**PROBLEM TO WORK ON**
Provide the number of lines below containing the word "structured", without any other words.

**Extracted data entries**

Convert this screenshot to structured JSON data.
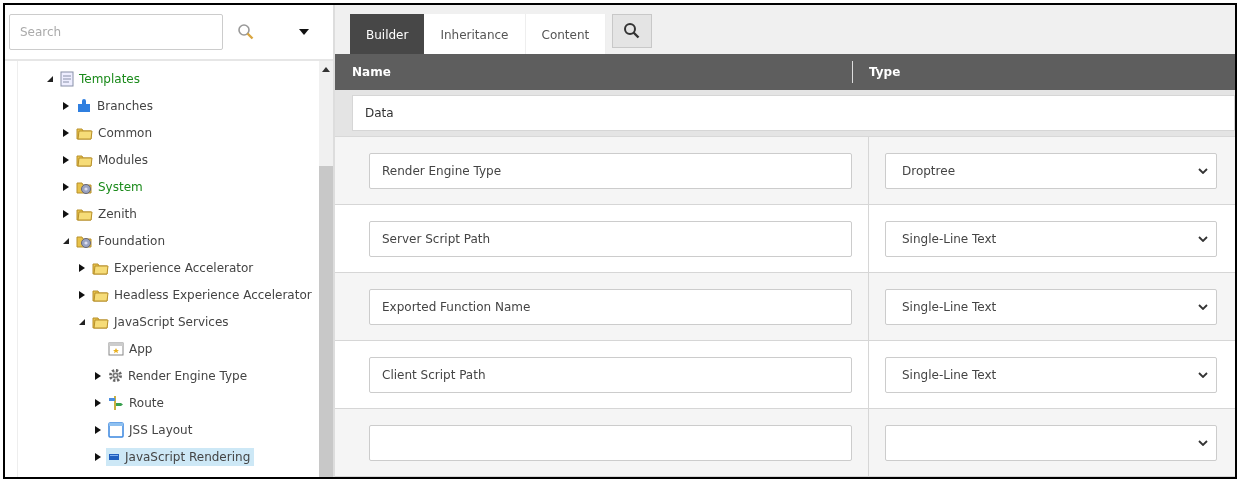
{
  "search": {
    "placeholder": "Search"
  },
  "tree": [
    {
      "label": "Templates",
      "kind": "template",
      "expanded": true,
      "color": "#1a8a1a",
      "selected": false,
      "children": [
        {
          "label": "Branches",
          "kind": "puzzle",
          "expanded": false,
          "color": "#444444",
          "selected": false
        },
        {
          "label": "Common",
          "kind": "folder",
          "expanded": false,
          "color": "#444444",
          "selected": false
        },
        {
          "label": "Modules",
          "kind": "folder",
          "expanded": false,
          "color": "#444444",
          "selected": false
        },
        {
          "label": "System",
          "kind": "gearfolder",
          "expanded": false,
          "color": "#1a8a1a",
          "selected": false
        },
        {
          "label": "Zenith",
          "kind": "folder",
          "expanded": false,
          "color": "#444444",
          "selected": false
        },
        {
          "label": "Foundation",
          "kind": "gearfolder",
          "expanded": true,
          "color": "#444444",
          "selected": false,
          "children": [
            {
              "label": "Experience Accelerator",
              "kind": "folder",
              "expanded": false,
              "color": "#444444",
              "selected": false
            },
            {
              "label": "Headless Experience Accelerator",
              "kind": "folder",
              "expanded": false,
              "color": "#444444",
              "selected": false
            },
            {
              "label": "JavaScript Services",
              "kind": "folder",
              "expanded": true,
              "color": "#444444",
              "selected": false,
              "children": [
                {
                  "label": "App",
                  "kind": "app",
                  "color": "#444444",
                  "selected": false
                },
                {
                  "label": "Render Engine Type",
                  "kind": "gear",
                  "expanded": false,
                  "color": "#444444",
                  "selected": false
                },
                {
                  "label": "Route",
                  "kind": "route",
                  "expanded": false,
                  "color": "#444444",
                  "selected": false
                },
                {
                  "label": "JSS Layout",
                  "kind": "window",
                  "expanded": false,
                  "color": "#444444",
                  "selected": false
                },
                {
                  "label": "JavaScript Rendering",
                  "kind": "rendering",
                  "expanded": false,
                  "color": "#444444",
                  "selected": true
                }
              ]
            }
          ]
        }
      ]
    }
  ],
  "tabs": [
    {
      "label": "Builder",
      "selected": true
    },
    {
      "label": "Inheritance",
      "selected": false
    },
    {
      "label": "Content",
      "selected": false
    }
  ],
  "table": {
    "columns": [
      "Name",
      "Type"
    ],
    "section": "Data",
    "rows": [
      {
        "name": "Render Engine Type",
        "type": "Droptree"
      },
      {
        "name": "Server Script Path",
        "type": "Single-Line Text"
      },
      {
        "name": "Exported Function Name",
        "type": "Single-Line Text"
      },
      {
        "name": "Client Script Path",
        "type": "Single-Line Text"
      },
      {}
    ]
  }
}
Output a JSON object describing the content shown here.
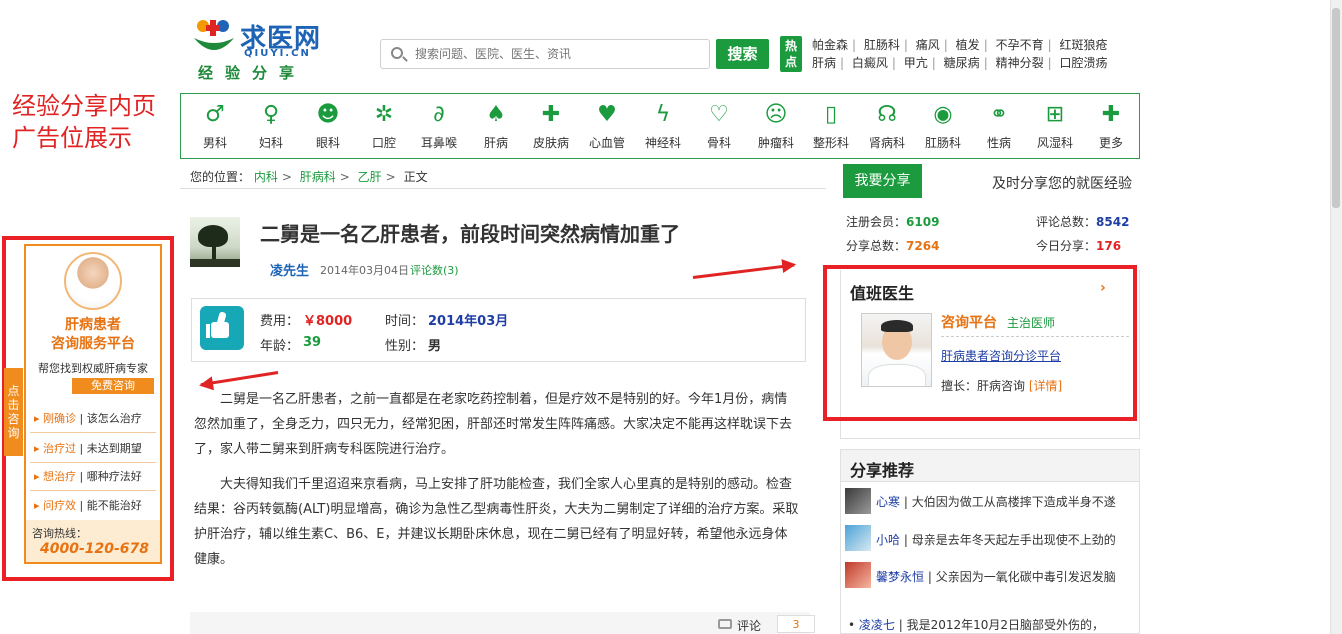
{
  "logo": {
    "name": "求医网",
    "en": "QIUYI.CN",
    "sub": "经验分享"
  },
  "search": {
    "placeholder": "搜索问题、医院、医生、资讯",
    "button": "搜索"
  },
  "hot": {
    "tag": "热点",
    "row1": [
      "帕金森",
      "肛肠科",
      "痛风",
      "植发",
      "不孕不育",
      "红斑狼疮"
    ],
    "row2": [
      "肝病",
      "白癜风",
      "甲亢",
      "糖尿病",
      "精神分裂",
      "口腔溃疡"
    ]
  },
  "annotation": {
    "line1": "经验分享内页",
    "line2": "广告位展示"
  },
  "nav": [
    {
      "label": "男科",
      "icon": "male-icon"
    },
    {
      "label": "妇科",
      "icon": "female-icon"
    },
    {
      "label": "眼科",
      "icon": "eye-head-icon"
    },
    {
      "label": "口腔",
      "icon": "tooth-icon"
    },
    {
      "label": "耳鼻喉",
      "icon": "ear-icon"
    },
    {
      "label": "肝病",
      "icon": "liver-icon"
    },
    {
      "label": "皮肤病",
      "icon": "ambulance-icon"
    },
    {
      "label": "心血管",
      "icon": "heart-organ-icon"
    },
    {
      "label": "神经科",
      "icon": "nerve-icon"
    },
    {
      "label": "骨科",
      "icon": "bone-icon"
    },
    {
      "label": "肿瘤科",
      "icon": "tumor-icon"
    },
    {
      "label": "整形科",
      "icon": "bottle-icon"
    },
    {
      "label": "肾病科",
      "icon": "stethoscope-icon"
    },
    {
      "label": "肛肠科",
      "icon": "eye-icon"
    },
    {
      "label": "性病",
      "icon": "couple-icon"
    },
    {
      "label": "风湿科",
      "icon": "first-aid-icon"
    },
    {
      "label": "更多",
      "icon": "plus-icon"
    }
  ],
  "breadcrumb": {
    "prefix": "您的位置：",
    "l1": "内科",
    "l2": "肝病科",
    "l3": "乙肝",
    "current": "正文"
  },
  "article": {
    "title": "二舅是一名乙肝患者，前段时间突然病情加重了",
    "author": "凌先生",
    "date": "2014年03月04日",
    "comments": "评论数(3)",
    "fee_label": "费用：",
    "fee_value": "￥8000",
    "time_label": "时间：",
    "time_value": "2014年03月",
    "age_label": "年龄：",
    "age_value": "39",
    "gender_label": "性别：",
    "gender_value": "男",
    "p1": "二舅是一名乙肝患者，之前一直都是在老家吃药控制着，但是疗效不是特别的好。今年1月份，病情忽然加重了，全身乏力，四只无力，经常犯困，肝部还时常发生阵阵痛感。大家决定不能再这样耽误下去了，家人带二舅来到肝病专科医院进行治疗。",
    "p2": "大夫得知我们千里迢迢来京看病，马上安排了肝功能检查，我们全家人心里真的是特别的感动。检查结果：谷丙转氨酶(ALT)明显增高，确诊为急性乙型病毒性肝炎，大夫为二舅制定了详细的治疗方案。采取护肝治疗，辅以维生素C、B6、E，并建议长期卧床休息，现在二舅已经有了明显好转，希望他永远身体健康。"
  },
  "bottom": {
    "comment_label": "评论",
    "comment_count": "3"
  },
  "ad": {
    "title1": "肝病患者",
    "title2": "咨询服务平台",
    "sub": "帮您找到权威肝病专家",
    "free": "免费咨询",
    "side": "点击咨询",
    "q": [
      {
        "k": "刚确诊",
        "v": "该怎么治疗"
      },
      {
        "k": "治疗过",
        "v": "未达到期望"
      },
      {
        "k": "想治疗",
        "v": "哪种疗法好"
      },
      {
        "k": "问疗效",
        "v": "能不能治好"
      }
    ],
    "hotline_label": "咨询热线：",
    "phone": "4000-120-678"
  },
  "sidebar": {
    "share_button": "我要分享",
    "share_tag": "及时分享您的就医经验",
    "members_label": "注册会员：",
    "members": "6109",
    "comments_label": "评论总数：",
    "comments": "8542",
    "shares_label": "分享总数：",
    "shares": "7264",
    "today_label": "今日分享：",
    "today": "176",
    "duty_title": "值班医生",
    "duty_more": "›",
    "duty_name": "咨询平台",
    "duty_role": "主治医师",
    "duty_link": "肝病患者咨询分诊平台",
    "duty_spec_label": "擅长：肝病咨询",
    "duty_detail": "[详情]",
    "rec_title": "分享推荐",
    "rec": [
      {
        "name": "心寒",
        "text": "大伯因为做工从高楼摔下造成半身不遂"
      },
      {
        "name": "小哈",
        "text": "母亲是去年冬天起左手出现使不上劲的"
      },
      {
        "name": "馨梦永恒",
        "text": "父亲因为一氧化碳中毒引发迟发脑"
      },
      {
        "name": "凌凌七",
        "text": "我是2012年10月2日脑部受外伤的，"
      }
    ]
  }
}
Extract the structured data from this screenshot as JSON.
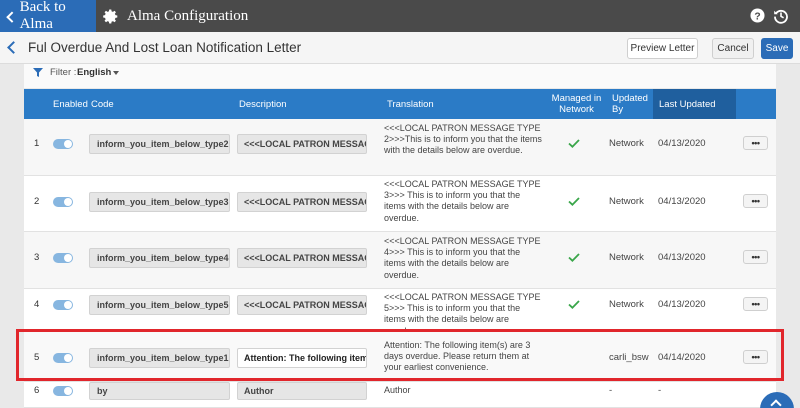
{
  "topbar": {
    "back_label": "Back to Alma",
    "app_title": "Alma Configuration",
    "icons": [
      "gear-icon",
      "help-icon",
      "history-icon"
    ]
  },
  "page": {
    "title": "Ful Overdue And Lost Loan Notification Letter",
    "preview_label": "Preview Letter",
    "cancel_label": "Cancel",
    "save_label": "Save"
  },
  "filter": {
    "label": "Filter :",
    "value": "English"
  },
  "table": {
    "headers": {
      "enabled": "Enabled",
      "code": "Code",
      "description": "Description",
      "translation": "Translation",
      "managed": "Managed in Network",
      "updated_by": "Updated By",
      "last_updated": "Last Updated"
    },
    "rows": [
      {
        "num": "1",
        "code": "inform_you_item_below_type2",
        "description": "<<<LOCAL PATRON MESSAGE T",
        "translation": "<<<LOCAL PATRON MESSAGE TYPE 2>>>This is to inform you that the items with the details below are overdue.",
        "managed": true,
        "updated_by": "Network",
        "last_updated": "04/13/2020",
        "more": "•••"
      },
      {
        "num": "2",
        "code": "inform_you_item_below_type3",
        "description": "<<<LOCAL PATRON MESSAGE T",
        "translation": "<<<LOCAL PATRON MESSAGE TYPE 3>>> This is to inform you that the items with the details below are overdue.",
        "managed": true,
        "updated_by": "Network",
        "last_updated": "04/13/2020",
        "more": "•••"
      },
      {
        "num": "3",
        "code": "inform_you_item_below_type4",
        "description": "<<<LOCAL PATRON MESSAGE T",
        "translation": "<<<LOCAL PATRON MESSAGE TYPE 4>>> This is to inform you that the items with the details below are overdue.",
        "managed": true,
        "updated_by": "Network",
        "last_updated": "04/13/2020",
        "more": "•••"
      },
      {
        "num": "4",
        "code": "inform_you_item_below_type5",
        "description": "<<<LOCAL PATRON MESSAGE T",
        "translation": "<<<LOCAL PATRON MESSAGE TYPE 5>>> This is to inform you that the items with the details below are overdue.",
        "managed": true,
        "updated_by": "Network",
        "last_updated": "04/13/2020",
        "more": "•••"
      },
      {
        "num": "5",
        "code": "inform_you_item_below_type1",
        "description": "Attention: The following item(s)",
        "translation": "Attention: The following item(s) are 3 days overdue. Please return them at your earliest convenience.",
        "managed": false,
        "updated_by": "carli_bsw",
        "last_updated": "04/14/2020",
        "more": "•••"
      },
      {
        "num": "6",
        "code": "by",
        "description": "Author",
        "translation": "Author",
        "managed": false,
        "updated_by": "-",
        "last_updated": "-",
        "more": ""
      }
    ]
  },
  "colors": {
    "accent": "#2b6cb7",
    "header": "#2b7bc6",
    "highlight": "#e1262c",
    "check": "#3aa64a"
  }
}
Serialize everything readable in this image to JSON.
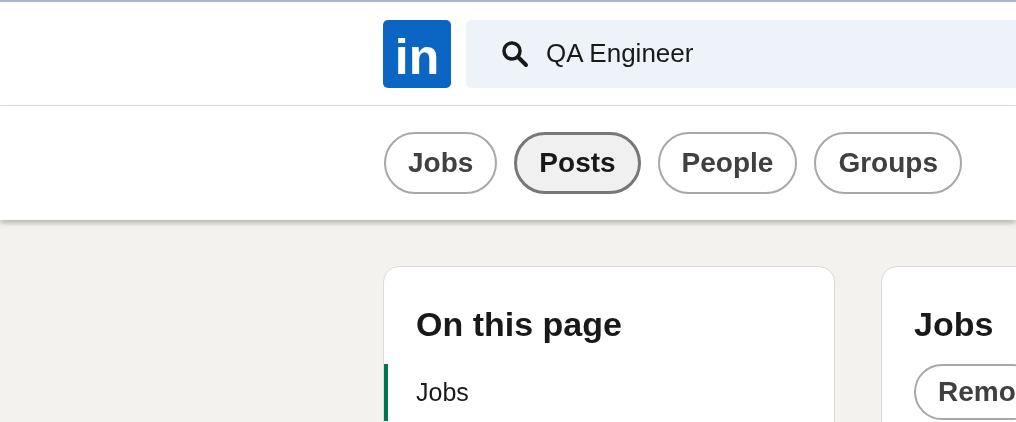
{
  "header": {
    "logo": {
      "text": "in"
    },
    "search": {
      "value": "QA Engineer"
    }
  },
  "filters": [
    {
      "label": "Jobs",
      "selected": false
    },
    {
      "label": "Posts",
      "selected": true
    },
    {
      "label": "People",
      "selected": false
    },
    {
      "label": "Groups",
      "selected": false
    }
  ],
  "on_this_page": {
    "title": "On this page",
    "items": [
      {
        "label": "Jobs",
        "selected": true
      }
    ]
  },
  "jobs_card": {
    "title": "Jobs",
    "chips": [
      "Remo"
    ]
  }
}
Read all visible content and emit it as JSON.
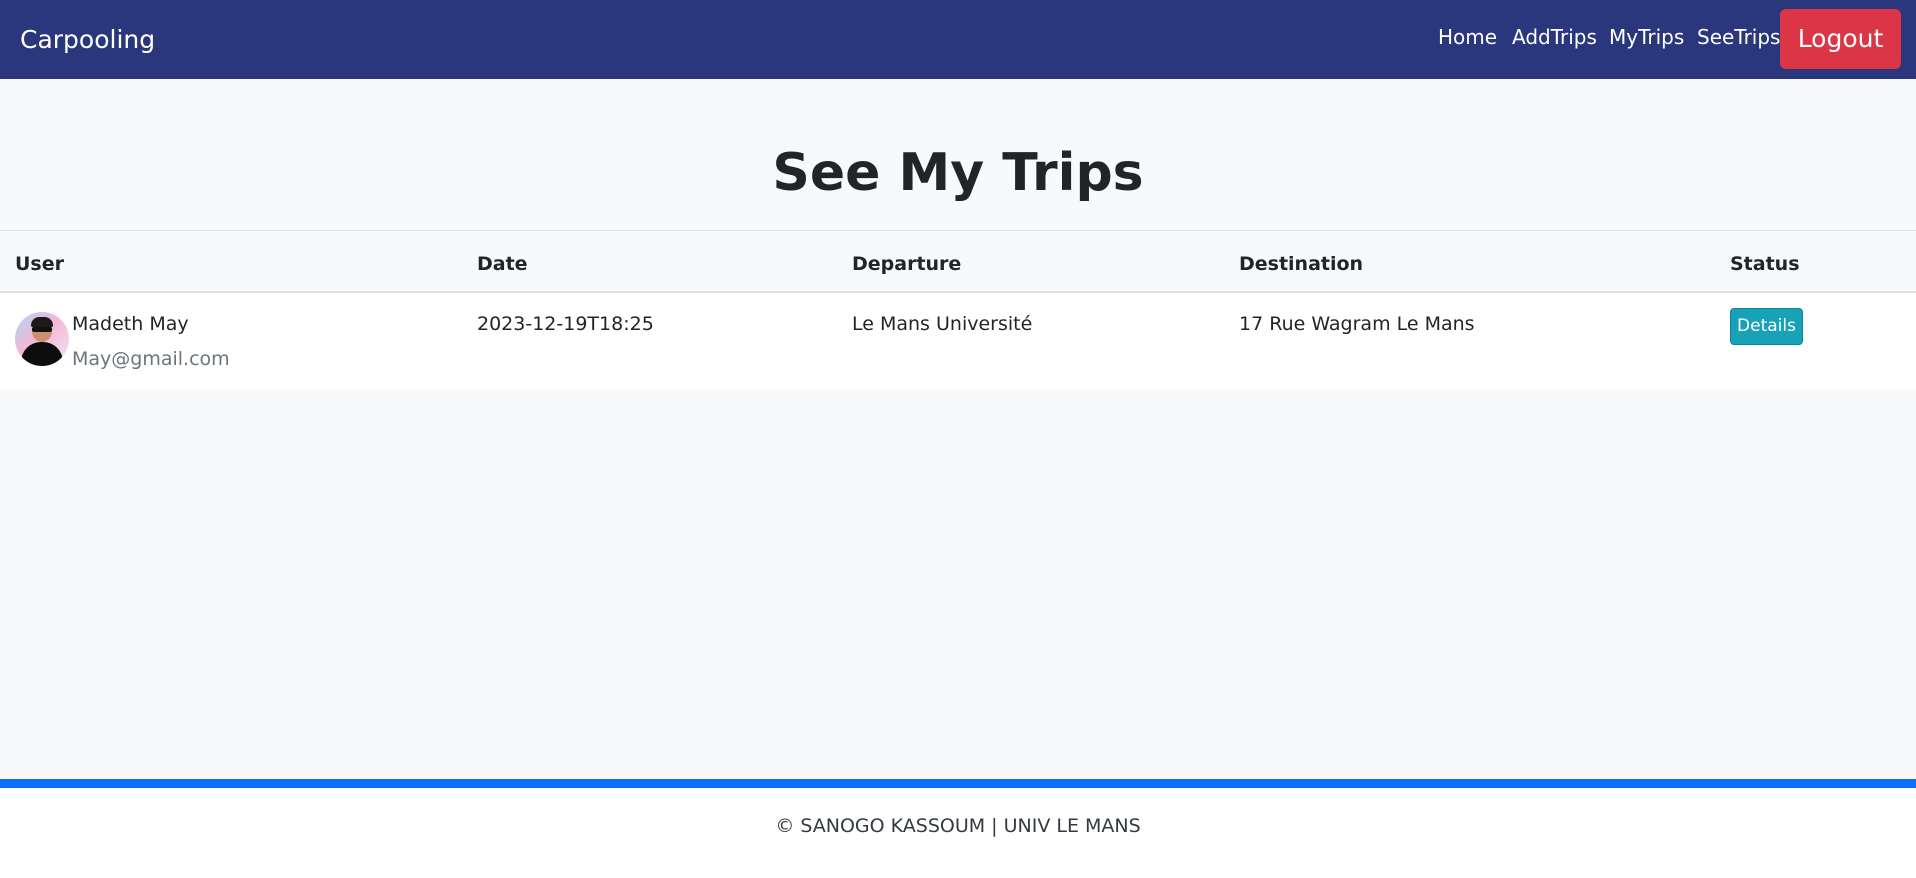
{
  "navbar": {
    "brand": "Carpooling",
    "links": [
      "Home",
      "AddTrips",
      "MyTrips",
      "SeeTrips"
    ],
    "logout_label": "Logout"
  },
  "page": {
    "title": "See My Trips"
  },
  "table": {
    "columns": [
      "User",
      "Date",
      "Departure",
      "Destination",
      "Status"
    ],
    "rows": [
      {
        "user_name": "Madeth May",
        "user_email": "May@gmail.com",
        "date": "2023-12-19T18:25",
        "departure": "Le Mans Université",
        "destination": "17 Rue Wagram Le Mans",
        "status_button": "Details"
      }
    ]
  },
  "footer": {
    "text": "© SANOGO KASSOUM | UNIV LE MANS"
  },
  "colors": {
    "navbar": "#2b377c",
    "logout": "#dc3545",
    "details": "#17a2b8",
    "footer_accent": "#0d6efd"
  }
}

**WRITTEN RESPONSE**
2